The Pharmacist titlecard
Provided by Netflix
What Did You Think of the Netflix Docuseries, ‘The Pharmacist?’
In a Facebook poll, pharmacy alumni weigh in on this true story about a pharmacist’s battle with the opioid epidemic following his son’s death.
“We loved that when he wrote to the Louisiana State Board of Pharmacy advocating for a prescription drug monitoring program, he received a prompt response and action was taken!”
­­— Steven Richardson, PharmD, and Eva Richardson, PharmD, (Pharmacy ’16)
“Simply put, A+ pharmacist in my eyes.”
­­— Justin Spence, PharmD, (Pharmacy ’17)
“I loved it! I don’t necessarily agree with how he went about it, but he actually did something.”
­­— Sara Robison, PharmD, (Pharmacy ’04)
“I couldn’t get past the first episode. I found it disheartening that the pharmacist essentially harassed someone into witness protection. (I acknowledge that others have said it is amazing, and I probably don’t have a full view of the docuseries because I didn’t finish it.)”
­­— Kristen Finical, PharmD (’11)
“I watched it. My opinion is that while I appreciate what the pharmacist was trying to do to combat the pill mill in the town where he practiced, in the end it didn’t make anything better. Many of those same people just went on to the next doctor willing to throw his or her integrity away for a quick buck.”
­­— Jason Salas, PharmD (’12)
“I loved it! While I don’t necessarily agree with how he went about it, he actually did something. Even stopping one ‘pill mill’ doctor is better than turning a blind eye and allowing it to continue.”
­­— Sara Robison, PharmD (’04)
“Steven Richardson, PharmD, (’16) and I both watched it, and, besides the title, did not feel it was very strongly tied to being a pharmacist. However, we loved that when the main character wrote to the Louisiana State Board of Pharmacy advocating for a prescription drug monitoring program, he received a prompt response and action was taken! It was a great example of the state board listening to its front-line members.”
­­— Eva Richardson, PharmD (’16)
“I usually don’t comment on Facebook posts. I usually just observe, but I lived through this. I had the misfortune of working for a chain of independent ‘pharmacies’ in Central Florida for about four months toward the beginning of the last decade. It was terrible. The owner was a morally bankrupt ‘pharmacist.’ He wanted to charge people different amounts per unit of oxycodone based on the zip code on their photo identification. I refused to play that game and refused to fill quite a few prescriptions because I knew they were not even possibly written for a legitimate medical purpose. Needless to say, I didn’t last long there. The last straw was a customer tried to follow me home after I refused to fill his ‘prescriptions’ (oxycodone, alprazolam, carisoprodol) and the owner taking that customer’s side.”

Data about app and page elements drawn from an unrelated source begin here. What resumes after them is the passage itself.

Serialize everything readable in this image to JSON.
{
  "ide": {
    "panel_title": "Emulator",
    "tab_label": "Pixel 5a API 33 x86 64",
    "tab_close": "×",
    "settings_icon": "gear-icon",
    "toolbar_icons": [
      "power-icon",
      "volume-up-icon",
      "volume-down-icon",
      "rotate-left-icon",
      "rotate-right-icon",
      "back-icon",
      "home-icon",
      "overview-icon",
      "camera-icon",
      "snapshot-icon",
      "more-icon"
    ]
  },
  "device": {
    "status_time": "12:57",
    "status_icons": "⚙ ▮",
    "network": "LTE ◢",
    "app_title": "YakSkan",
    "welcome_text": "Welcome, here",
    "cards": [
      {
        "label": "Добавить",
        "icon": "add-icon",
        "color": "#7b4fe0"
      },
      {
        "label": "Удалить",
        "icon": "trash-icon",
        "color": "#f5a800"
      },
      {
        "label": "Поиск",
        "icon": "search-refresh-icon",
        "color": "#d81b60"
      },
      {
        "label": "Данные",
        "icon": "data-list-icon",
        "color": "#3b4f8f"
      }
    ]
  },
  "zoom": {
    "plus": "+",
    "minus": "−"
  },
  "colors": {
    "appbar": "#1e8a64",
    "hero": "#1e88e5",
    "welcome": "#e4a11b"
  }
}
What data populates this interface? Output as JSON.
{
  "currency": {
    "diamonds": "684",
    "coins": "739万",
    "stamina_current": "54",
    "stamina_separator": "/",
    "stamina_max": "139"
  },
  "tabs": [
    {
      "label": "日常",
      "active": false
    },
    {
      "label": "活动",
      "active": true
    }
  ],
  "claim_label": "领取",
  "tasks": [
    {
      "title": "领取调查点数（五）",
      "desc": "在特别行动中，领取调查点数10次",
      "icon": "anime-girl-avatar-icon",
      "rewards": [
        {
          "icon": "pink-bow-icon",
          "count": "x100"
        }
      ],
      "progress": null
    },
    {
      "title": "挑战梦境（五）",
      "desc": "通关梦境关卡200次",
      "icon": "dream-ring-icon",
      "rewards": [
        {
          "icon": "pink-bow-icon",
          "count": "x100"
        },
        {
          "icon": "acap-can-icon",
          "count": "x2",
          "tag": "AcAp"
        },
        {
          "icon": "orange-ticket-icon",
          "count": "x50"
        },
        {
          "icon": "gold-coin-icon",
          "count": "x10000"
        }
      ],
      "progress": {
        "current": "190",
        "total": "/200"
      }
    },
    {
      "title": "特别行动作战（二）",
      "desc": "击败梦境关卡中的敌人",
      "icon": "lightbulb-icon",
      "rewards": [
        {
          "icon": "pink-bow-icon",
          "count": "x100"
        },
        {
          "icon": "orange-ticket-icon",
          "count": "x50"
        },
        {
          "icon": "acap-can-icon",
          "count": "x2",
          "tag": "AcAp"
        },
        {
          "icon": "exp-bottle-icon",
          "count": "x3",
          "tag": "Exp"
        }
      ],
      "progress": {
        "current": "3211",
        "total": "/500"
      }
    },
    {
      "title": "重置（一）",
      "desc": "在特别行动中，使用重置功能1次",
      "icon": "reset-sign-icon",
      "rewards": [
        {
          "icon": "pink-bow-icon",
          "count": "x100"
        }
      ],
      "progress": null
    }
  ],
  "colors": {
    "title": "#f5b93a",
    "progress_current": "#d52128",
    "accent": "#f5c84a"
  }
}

­­— Eric Pendarvis, PharmD (’05)
“Simply put, A+ pharmacist in my eyes. He put the norm to the side and went after stopping a problem facing the profession and his patients. His ways may have been unorthodox for the time, but he got things done that needed to be done!”
­­— Justin Spence, PharmD (’17)
“As mentioned above, I don’t agree with how the pharmacist went about it or some of the things he was doing. That being said, I think the docu-series did convey some next level/critical thinking that pharmacists often don’t get credit for in a retail setting. Should an able-bodied, young patient be filling a script for such a high dose? Should a pediatrician now be the leading pain specialist in the community? A computer can fill prescriptions, but it takes a human being using their brain power to determine if it is safe or the best therapy for the patient.”
­­— Jacy Malone, PharmD (’16)
“This pharmacist recognized the onset of the opioid epidemic years before widespread recognition of the problem. However, when you recognize a serious problem, the solution is usually to report it to a government agency. However, what do you do when nothing seems to be resolved? How tenacious should you be? In this case, despite extreme documentation, the Drug Enforcement Agency (DEA) was unable to stop the pill mill. Furthermore, the cops were actually guarding the pill mill! It wasn’t until the pharmacist reported the provider to the medical board that any action was taken against the provider! After years of investigation, the DEA was unable to pull the provider’s controlled substance license; however, the medical board was able to deactivate her medical license fairly quickly. The single action of reporting to the medical board was really the most important action to shutting down this physician’s unethical prescribing practices. The publicity of these cases changed the public perception that physicians were ‘untouchable’ due to their years of medical training. Now, with widespread recognition of how prescription opioids played a role in the opioid epidemic, prescription drug monitoring programs have been created and the DEA and law enforcement have more authority to investigate and shut down pill mills.”
­­— Merlyn Joseph, PharmD (’12)